Go to College Debt-Free!

From TeensGotCents

Before I started TeensGotCents and got enrolled in dual enrollment, I never really focused on my financial future. After all, education was never something I had to pay for in the past. But since then, I learned that student loan debt in the United States is $1.3 trillion. Even worse, according to MarketWatch, that number is going up by about $3,000 every few seconds!

I’ve known plenty of people who have contributed to the trillions of dollars in debt themselves. And they’re not alone. A study by the Institute of College Access and Success says the average college student takes out $28,950 in debt — and 70% of all students took out some kind of loan in 2014.

What many of these students and classmates don’t realize is that there are ways to graduate with as little debt possible. These five strategies can reduce costs, prepare your pre-college finances, and set you on a path for success.

Make a Plan NOW

If you don’t already have a plan, it’s time to hash one out. Talk to your parents about opening a savings account. Ask grandparents or aunts and uncles to stop giving you sweaters and gift cards, and instead contribute to your college fund. Most importantly, begin a personal budget so you can “invest” in your college fund yourself. For example, if you were able to put $50 in a savings account every month from your 15th birthday to your 18th birthday, you would have managed to save $2,400 — enough for textbooks or a year of living in dorms.

Earn Your Keep

There are plenty of opportunities for teens to work after school, during the summer, or as needed for family and friends. Pick up babysitting jobs on weekends, apply to work at your favorite fast food spot, or start a lawn care business during your breaks. And keep it up while you’re in college! Many students can enroll in federal work-study programs, which guarantee a paycheck AND a contribution to your tuition. You can even set up automatic deposits to your savings account and schedule monthly payments to your tuition to keep yourself on track.

Hunt for Scholarships and Funding

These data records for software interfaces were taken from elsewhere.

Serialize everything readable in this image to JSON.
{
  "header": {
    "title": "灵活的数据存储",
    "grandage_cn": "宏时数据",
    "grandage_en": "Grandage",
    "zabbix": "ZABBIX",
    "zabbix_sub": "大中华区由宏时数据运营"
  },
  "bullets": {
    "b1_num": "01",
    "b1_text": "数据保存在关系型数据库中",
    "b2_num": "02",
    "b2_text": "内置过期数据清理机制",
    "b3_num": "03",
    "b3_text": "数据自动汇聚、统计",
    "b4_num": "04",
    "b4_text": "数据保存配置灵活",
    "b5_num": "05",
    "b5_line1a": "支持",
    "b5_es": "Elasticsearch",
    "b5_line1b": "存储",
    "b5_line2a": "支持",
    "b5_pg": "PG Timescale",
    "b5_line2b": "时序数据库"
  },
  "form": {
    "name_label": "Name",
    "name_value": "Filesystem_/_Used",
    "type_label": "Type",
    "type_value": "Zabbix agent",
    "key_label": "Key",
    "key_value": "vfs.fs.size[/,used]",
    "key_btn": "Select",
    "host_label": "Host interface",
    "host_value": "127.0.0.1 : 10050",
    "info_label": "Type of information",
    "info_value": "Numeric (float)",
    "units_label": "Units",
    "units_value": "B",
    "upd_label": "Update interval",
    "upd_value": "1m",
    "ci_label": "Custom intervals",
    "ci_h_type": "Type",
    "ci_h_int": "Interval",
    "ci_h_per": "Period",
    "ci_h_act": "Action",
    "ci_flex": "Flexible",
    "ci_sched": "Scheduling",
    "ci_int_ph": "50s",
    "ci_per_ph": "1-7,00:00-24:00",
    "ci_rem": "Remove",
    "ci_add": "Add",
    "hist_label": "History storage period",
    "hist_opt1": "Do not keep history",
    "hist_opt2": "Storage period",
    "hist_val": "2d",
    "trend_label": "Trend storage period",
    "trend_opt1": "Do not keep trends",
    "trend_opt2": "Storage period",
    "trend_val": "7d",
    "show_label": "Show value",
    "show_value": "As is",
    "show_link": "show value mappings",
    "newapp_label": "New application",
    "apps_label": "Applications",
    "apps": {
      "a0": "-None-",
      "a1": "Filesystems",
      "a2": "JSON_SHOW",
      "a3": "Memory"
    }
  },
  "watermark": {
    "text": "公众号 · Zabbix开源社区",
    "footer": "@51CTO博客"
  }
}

From the moment you even consider uttering the word “college,” you’ll have tons of people whispering in your ear, reminding you to apply for scholarships. But often teenagers and college students are unsure of where to look. If you are in high school, make friends with your guidance counselor or teachers. They are sent scholarship notices frequently and can keep you up to date. If you are already in college, your academic advisor or department head should be in the know. And if these come up empty, you can always do a Google search for scholarships or scroll scholarship boards. You will almost certainly be surprised how many scholarships get only a small handful of applicants!

Revisit Your Options

We all want to have that dream college experience with dorm rooms, grassy lawns, fraternities and sororities … but when that reality costs way more than you can afford, it’s time to bring yourself back down to earth. Community and junior colleges are a great and inexpensive short term alternative to paying outrageous public and private school tuition. And better yet, most towns now have access to community colleges, meaning you can save double by not shelling out for room and board or a shared apartment.

Did you know that there are schools that don’t actually charge students tuition? Students at the US Air Force Academy receive full tuition scholarships worth $40,000 in return for enlisting for active duty service. Curtis Institute of Music gives merit awards that cover the entire cost of college. And at the College of the Ozarks, students exchange 15 hours of work per week during the school year for free tuition. These schools prove that college can be obtainable if you are willing to sacrifice, work hard and prove your worth.

Now that I am a college student myself, I am dedicated to graduating without a single loan in my name. It’s going to hard, but I know the end result will be so worth it! By following these strategies, including attending a community college, living at home, and constantly being on the lookout for new scholarship opportunities, I am making my dreams come true one semester at a time.

What are you doing to avoid taking on debt for college?

Student debt